Exercise requirements: After locating the line that holds "Parse this screenshot: output", repeat it and each following line exactly until the material ends, skipping pictures.

[Dataset excerpts Boundary: Start]

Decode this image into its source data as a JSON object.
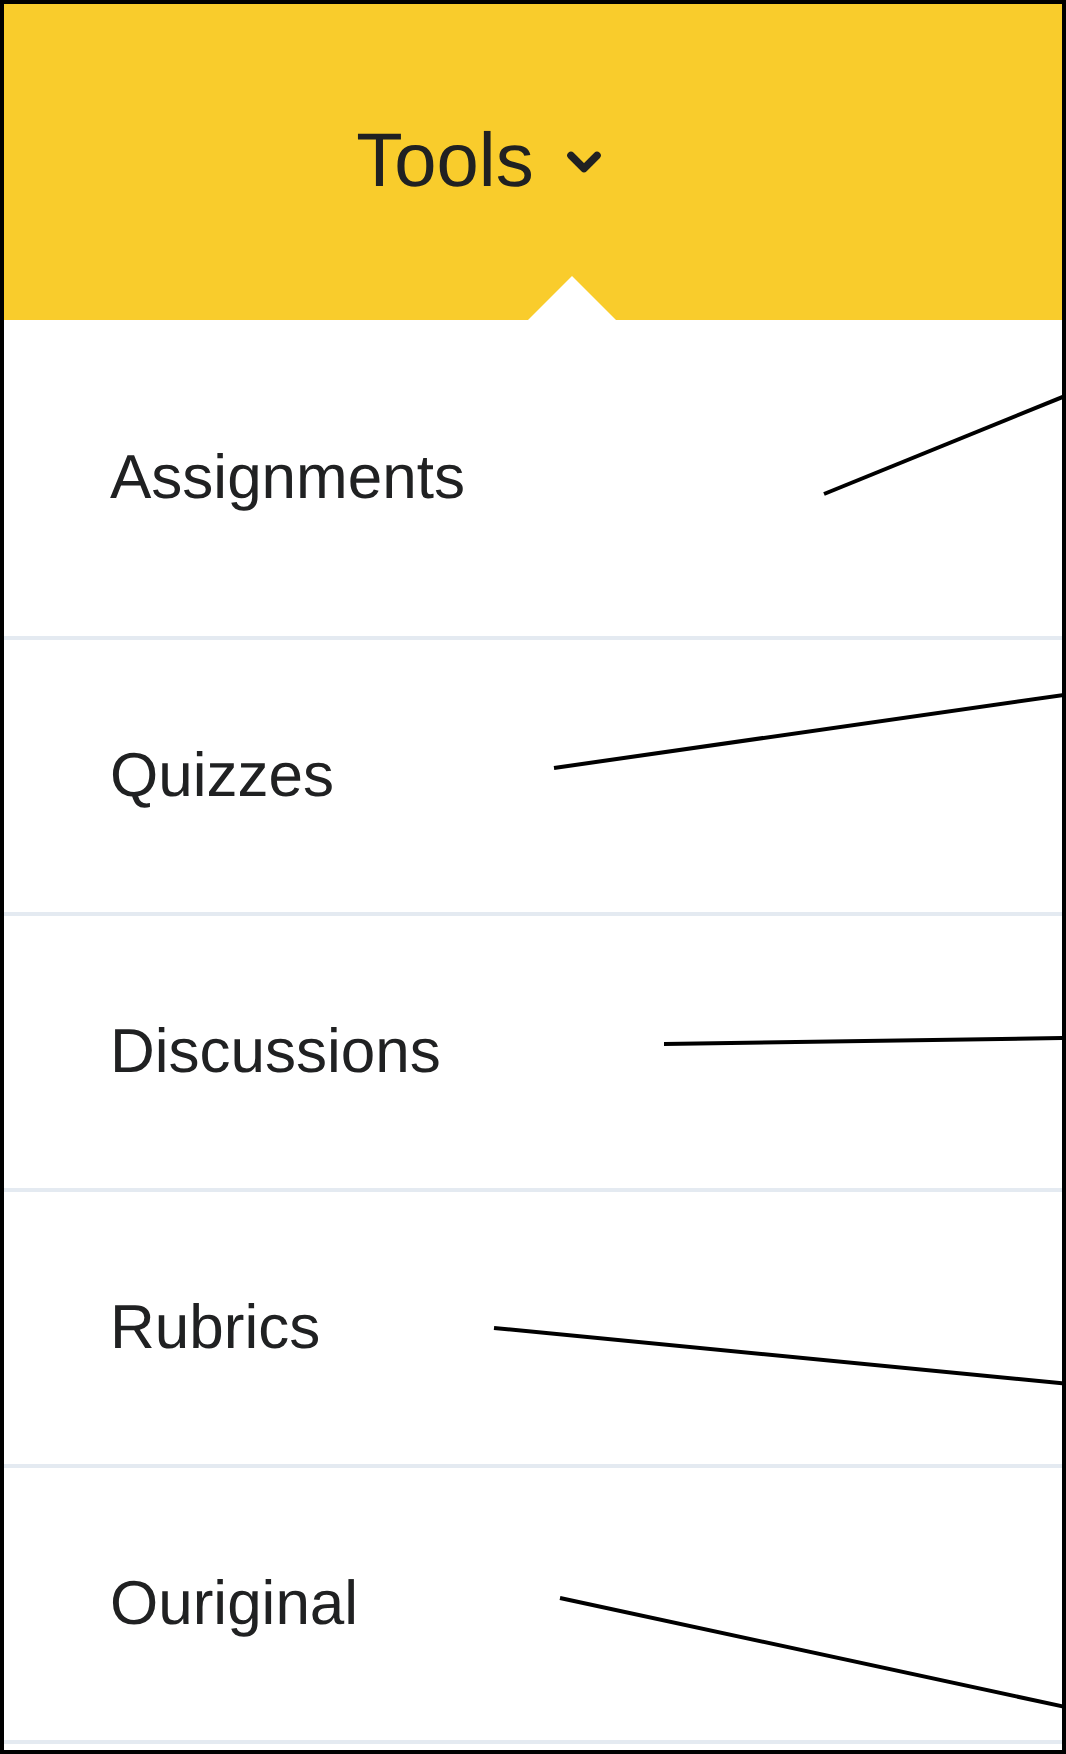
{
  "menu_button": {
    "label": "Tools",
    "expanded": true
  },
  "items": [
    {
      "label": "Assignments"
    },
    {
      "label": "Quizzes"
    },
    {
      "label": "Discussions"
    },
    {
      "label": "Rubrics"
    },
    {
      "label": "Ouriginal"
    }
  ]
}
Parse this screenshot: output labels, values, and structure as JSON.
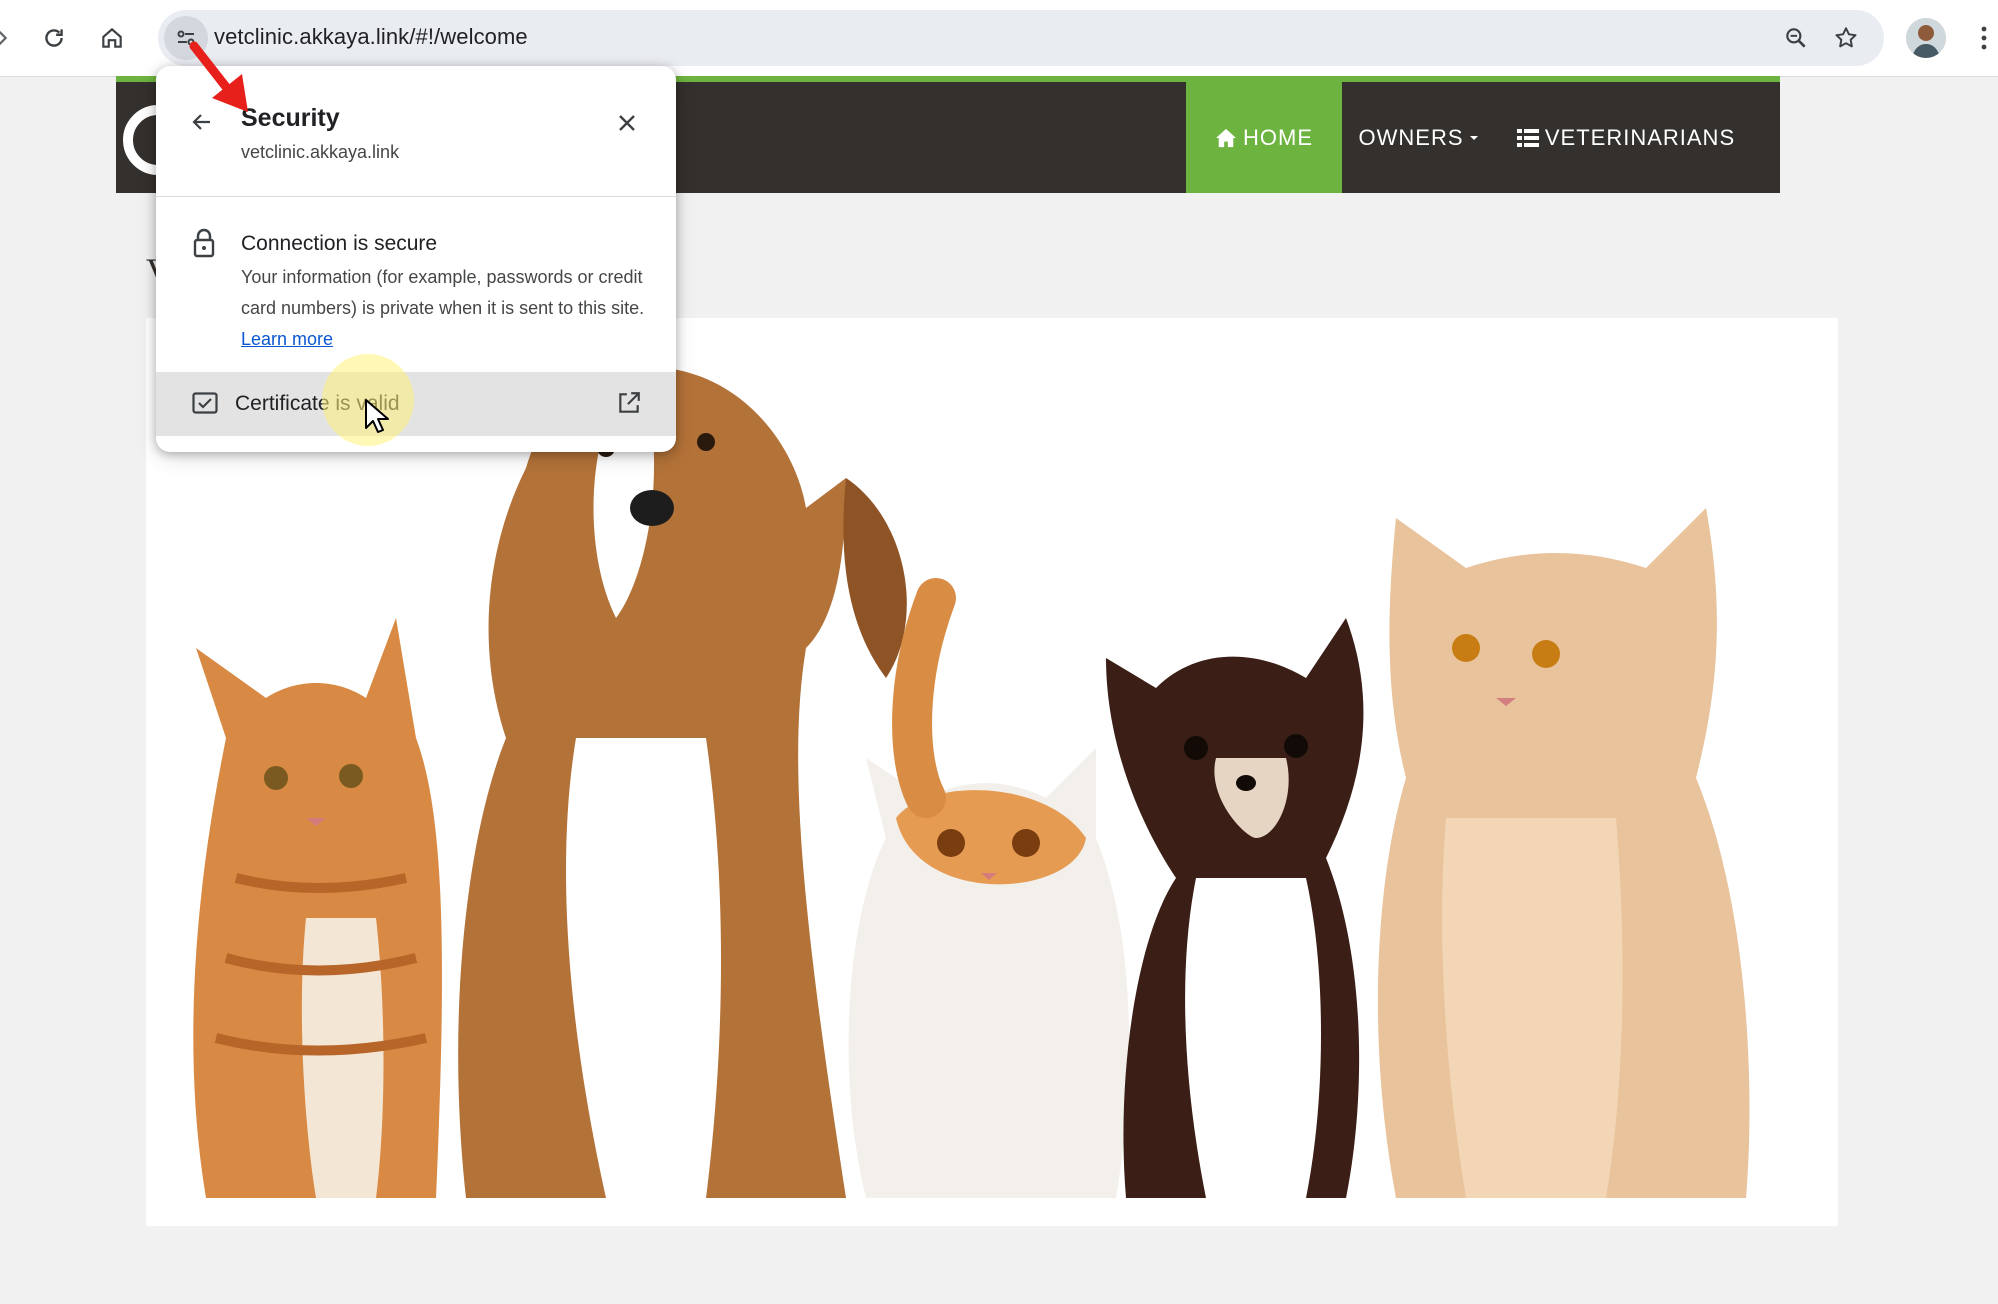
{
  "browser": {
    "url": "vetclinic.akkaya.link/#!/welcome",
    "icons": {
      "reload": "reload-icon",
      "home": "home-icon",
      "site_info": "tune-icon",
      "zoom": "zoom-icon",
      "bookmark": "star-icon",
      "menu": "more-vert-icon",
      "profile": "avatar"
    }
  },
  "nav": {
    "home": "HOME",
    "owners": "OWNERS",
    "vets": "VETERINARIANS"
  },
  "page": {
    "heading_fragment": "V"
  },
  "security_popup": {
    "title": "Security",
    "domain": "vetclinic.akkaya.link",
    "connection_title": "Connection is secure",
    "connection_body": "Your information (for example, passwords or credit card numbers) is private when it is sent to this site.",
    "learn_more": "Learn more",
    "certificate": "Certificate is valid"
  },
  "colors": {
    "accent_green": "#6db33f",
    "navbar_dark": "#34302d",
    "link_blue": "#0b57d0",
    "annotation_red": "#e8201c"
  }
}
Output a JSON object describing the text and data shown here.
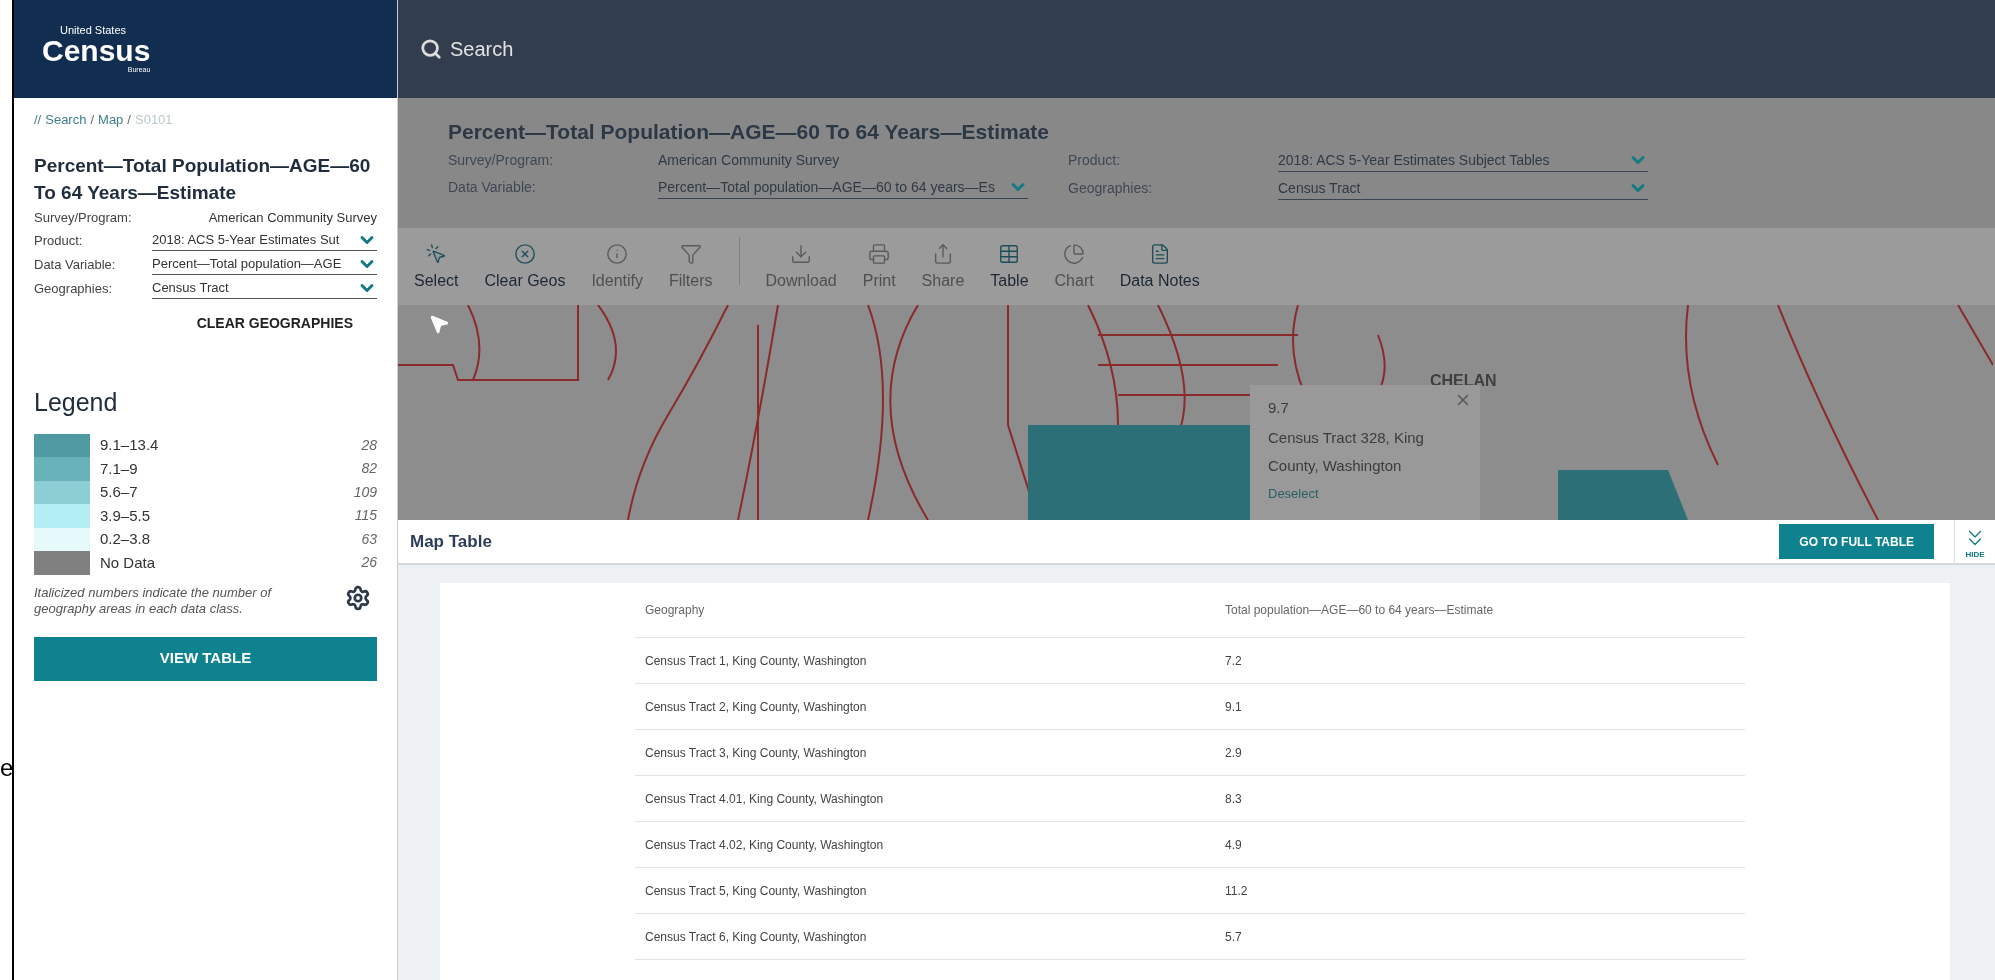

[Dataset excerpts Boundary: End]

Response below:
Parse this screenshot: output labels, values, and structure as JSON.
{
  "browser": {
    "url": "vetclinic.akkaya.link/#!/welcome",
    "icons": {
      "reload": "reload-icon",
      "home": "home-icon",
      "site_info": "tune-icon",
      "zoom": "zoom-icon",
      "bookmark": "star-icon",
      "menu": "more-vert-icon",
      "profile": "avatar"
    }
  },
  "nav": {
    "home": "HOME",
    "owners": "OWNERS",
    "vets": "VETERINARIANS"
  },
  "page": {
    "heading_fragment": "V"
  },
  "security_popup": {
    "title": "Security",
    "domain": "vetclinic.akkaya.link",
    "connection_title": "Connection is secure",
    "connection_body": "Your information (for example, passwords or credit card numbers) is private when it is sent to this site.",
    "learn_more": "Learn more",
    "certificate": "Certificate is valid"
  },
  "colors": {
    "accent_green": "#6db33f",
    "navbar_dark": "#34302d",
    "link_blue": "#0b57d0",
    "annotation_red": "#e8201c"
  }
}
Output a JSON object describing the text and data shown here.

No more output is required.